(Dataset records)
++++++
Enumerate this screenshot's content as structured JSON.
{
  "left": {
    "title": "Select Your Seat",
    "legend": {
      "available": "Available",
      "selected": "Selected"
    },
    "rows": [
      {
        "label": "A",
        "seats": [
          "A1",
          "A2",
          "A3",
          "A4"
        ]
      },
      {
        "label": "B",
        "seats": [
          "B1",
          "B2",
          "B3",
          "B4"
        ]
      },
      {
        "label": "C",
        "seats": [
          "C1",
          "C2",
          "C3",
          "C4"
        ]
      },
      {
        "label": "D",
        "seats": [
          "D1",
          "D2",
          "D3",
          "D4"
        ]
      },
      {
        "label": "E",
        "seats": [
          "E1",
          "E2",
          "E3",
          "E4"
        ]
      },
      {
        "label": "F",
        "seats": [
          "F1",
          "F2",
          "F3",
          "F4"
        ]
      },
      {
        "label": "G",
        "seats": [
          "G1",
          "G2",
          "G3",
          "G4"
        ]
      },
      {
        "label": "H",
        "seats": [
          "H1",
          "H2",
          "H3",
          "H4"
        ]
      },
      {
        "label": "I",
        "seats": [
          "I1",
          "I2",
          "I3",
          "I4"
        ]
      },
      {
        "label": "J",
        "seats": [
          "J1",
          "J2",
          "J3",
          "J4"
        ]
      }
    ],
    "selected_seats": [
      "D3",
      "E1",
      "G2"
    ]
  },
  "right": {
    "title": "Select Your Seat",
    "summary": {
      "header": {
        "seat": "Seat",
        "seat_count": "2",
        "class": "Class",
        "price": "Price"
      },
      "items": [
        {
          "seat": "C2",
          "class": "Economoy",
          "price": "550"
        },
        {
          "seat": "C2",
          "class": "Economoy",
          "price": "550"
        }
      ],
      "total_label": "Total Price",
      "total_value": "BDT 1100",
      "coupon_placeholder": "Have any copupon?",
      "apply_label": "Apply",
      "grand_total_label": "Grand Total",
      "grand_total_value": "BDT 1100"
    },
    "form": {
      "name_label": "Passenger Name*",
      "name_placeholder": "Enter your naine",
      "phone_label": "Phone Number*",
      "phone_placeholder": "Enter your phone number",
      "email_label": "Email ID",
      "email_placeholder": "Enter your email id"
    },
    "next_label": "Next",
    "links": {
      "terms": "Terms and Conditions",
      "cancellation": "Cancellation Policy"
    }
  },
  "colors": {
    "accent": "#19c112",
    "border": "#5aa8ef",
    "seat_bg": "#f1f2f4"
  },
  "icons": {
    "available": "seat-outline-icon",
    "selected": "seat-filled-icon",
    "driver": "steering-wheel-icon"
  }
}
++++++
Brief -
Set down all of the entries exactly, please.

Your response -
Enumerate this screenshot's content as structured JSON.
{
  "left": {
    "title": "Select Your Seat",
    "legend": {
      "available": "Available",
      "selected": "Selected"
    },
    "rows": [
      {
        "label": "A",
        "seats": [
          "A1",
          "A2",
          "A3",
          "A4"
        ]
      },
      {
        "label": "B",
        "seats": [
          "B1",
          "B2",
          "B3",
          "B4"
        ]
      },
      {
        "label": "C",
        "seats": [
          "C1",
          "C2",
          "C3",
          "C4"
        ]
      },
      {
        "label": "D",
        "seats": [
          "D1",
          "D2",
          "D3",
          "D4"
        ]
      },
      {
        "label": "E",
        "seats": [
          "E1",
          "E2",
          "E3",
          "E4"
        ]
      },
      {
        "label": "F",
        "seats": [
          "F1",
          "F2",
          "F3",
          "F4"
        ]
      },
      {
        "label": "G",
        "seats": [
          "G1",
          "G2",
          "G3",
          "G4"
        ]
      },
      {
        "label": "H",
        "seats": [
          "H1",
          "H2",
          "H3",
          "H4"
        ]
      },
      {
        "label": "I",
        "seats": [
          "I1",
          "I2",
          "I3",
          "I4"
        ]
      },
      {
        "label": "J",
        "seats": [
          "J1",
          "J2",
          "J3",
          "J4"
        ]
      }
    ],
    "selected_seats": [
      "D3",
      "E1",
      "G2"
    ]
  },
  "right": {
    "title": "Select Your Seat",
    "summary": {
      "header": {
        "seat": "Seat",
        "seat_count": "2",
        "class": "Class",
        "price": "Price"
      },
      "items": [
        {
          "seat": "C2",
          "class": "Economoy",
          "price": "550"
        },
        {
          "seat": "C2",
          "class": "Economoy",
          "price": "550"
        }
      ],
      "total_label": "Total Price",
      "total_value": "BDT 1100",
      "coupon_placeholder": "Have any copupon?",
      "apply_label": "Apply",
      "grand_total_label": "Grand Total",
      "grand_total_value": "BDT 1100"
    },
    "form": {
      "name_label": "Passenger Name*",
      "name_placeholder": "Enter your naine",
      "phone_label": "Phone Number*",
      "phone_placeholder": "Enter your phone number",
      "email_label": "Email ID",
      "email_placeholder": "Enter your email id"
    },
    "next_label": "Next",
    "links": {
      "terms": "Terms and Conditions",
      "cancellation": "Cancellation Policy"
    }
  },
  "colors": {
    "accent": "#19c112",
    "border": "#5aa8ef",
    "seat_bg": "#f1f2f4"
  },
  "icons": {
    "available": "seat-outline-icon",
    "selected": "seat-filled-icon",
    "driver": "steering-wheel-icon"
  }
}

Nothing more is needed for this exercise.